I can give you countless examples of how the nursing care of the patient has been compromised in just my eight short years of experience by things like excess paperwork, tortuous computer programming, the micromanaging of procedures by outside organizations, and above all, the incompetence of highly educated people who have nothing to do with whether you or your loved one lives or dies during their hospital stay!!
My frustration comes from the knowledge that this isn't going to change: that, in fact, it is going to get worse. And that nurses will be the victims of further abuses by "the healthcare system." To effect change, one would have to become one of the people having the power, and by doing so, one would be becoming part of the problem. As Pogo said so famously, "We have met the enemy... and he is us." I see two options for someone like me, apart from the third option of leaving the nursing profession: attempt to attain a position of influence where positive changes to "the system" can be made (read: upper management), or to minimize one's contact with the system. To date, I have made the latter my choice, which is why I work weekend nights, three nights one week, two nights the next. In this position, I surrender all my weekends, work 60 hours per two week pay period, and get paid for a full 80 hours. I also get reprimanded, and lower marks on my evaluation (resulting in a lower "raise") if I have more than 2 unscheduled absences per year! If they could do so without creating a major uproar from both the weekend workers and those who appreciate not having to work as many weekends because of those workers, they would label this pay practice as an inefficient use of funds and eliminate the weekend positions.

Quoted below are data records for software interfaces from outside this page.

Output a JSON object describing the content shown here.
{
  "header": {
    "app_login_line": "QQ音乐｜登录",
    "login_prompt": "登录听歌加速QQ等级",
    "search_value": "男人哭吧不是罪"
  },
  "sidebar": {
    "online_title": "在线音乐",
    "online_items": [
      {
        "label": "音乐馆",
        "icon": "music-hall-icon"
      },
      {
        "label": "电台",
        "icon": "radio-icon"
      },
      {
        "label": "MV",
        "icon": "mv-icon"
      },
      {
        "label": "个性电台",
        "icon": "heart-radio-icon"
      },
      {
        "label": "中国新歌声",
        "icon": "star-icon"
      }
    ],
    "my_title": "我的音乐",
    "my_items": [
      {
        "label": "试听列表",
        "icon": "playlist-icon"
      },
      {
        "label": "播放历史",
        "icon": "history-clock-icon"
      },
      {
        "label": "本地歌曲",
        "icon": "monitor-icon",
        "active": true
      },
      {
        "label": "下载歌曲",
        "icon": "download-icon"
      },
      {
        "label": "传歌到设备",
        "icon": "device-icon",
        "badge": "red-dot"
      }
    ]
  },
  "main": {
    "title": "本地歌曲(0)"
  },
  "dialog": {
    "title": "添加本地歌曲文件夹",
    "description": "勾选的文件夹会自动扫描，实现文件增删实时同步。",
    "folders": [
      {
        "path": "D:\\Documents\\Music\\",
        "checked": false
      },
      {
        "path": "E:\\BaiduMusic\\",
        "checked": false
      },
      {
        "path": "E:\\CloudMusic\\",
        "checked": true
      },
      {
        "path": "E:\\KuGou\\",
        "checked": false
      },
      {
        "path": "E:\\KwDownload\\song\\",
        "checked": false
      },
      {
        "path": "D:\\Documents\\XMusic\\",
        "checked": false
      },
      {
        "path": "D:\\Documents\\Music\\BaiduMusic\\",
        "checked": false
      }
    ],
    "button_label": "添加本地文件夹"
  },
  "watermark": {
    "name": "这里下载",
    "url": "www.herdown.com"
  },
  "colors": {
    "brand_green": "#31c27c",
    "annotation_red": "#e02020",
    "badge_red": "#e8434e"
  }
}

So far, they've been careful to avoid any major structural damages against "the bridge" as I called the nursing staff before, the staff that is the cement of the healthcare system. But, they are systematically removing the supports in the name of "reforming healthcare" and making it more "profitable" and "sustainable" as a "business." I tell all of you now, as an insider with a very limited view of what's happening, this is going to get a lot worse for all of us, and there's nothing any of us can do about it.
And in closing all of this, remember this last thing I tell you. More nurses are now choosing that third option, leaving the profession, and I predict even more will continue to do so. This will result in an ongoing nursing shortage (like we've been having for at least the last 10 years), even higher turnover, and overall less experienced nurses in the field taking care of you, me, and our loved ones. And don't even consider for a moment that getting the government more involved, or having them "take over healthcare" would improve the situation!! Government never improves anything it touches; never manages any business better than private companies could, and only fools believe otherwise.
This is my opinion, on the day of my evaluation, as I ponder how I'll spend my 3% salary increase. (Maybe on gas, which I'm sure has risen way more than 3% in the same period?)
* Quoted from Lord Acton
Crossposted to nurses_notes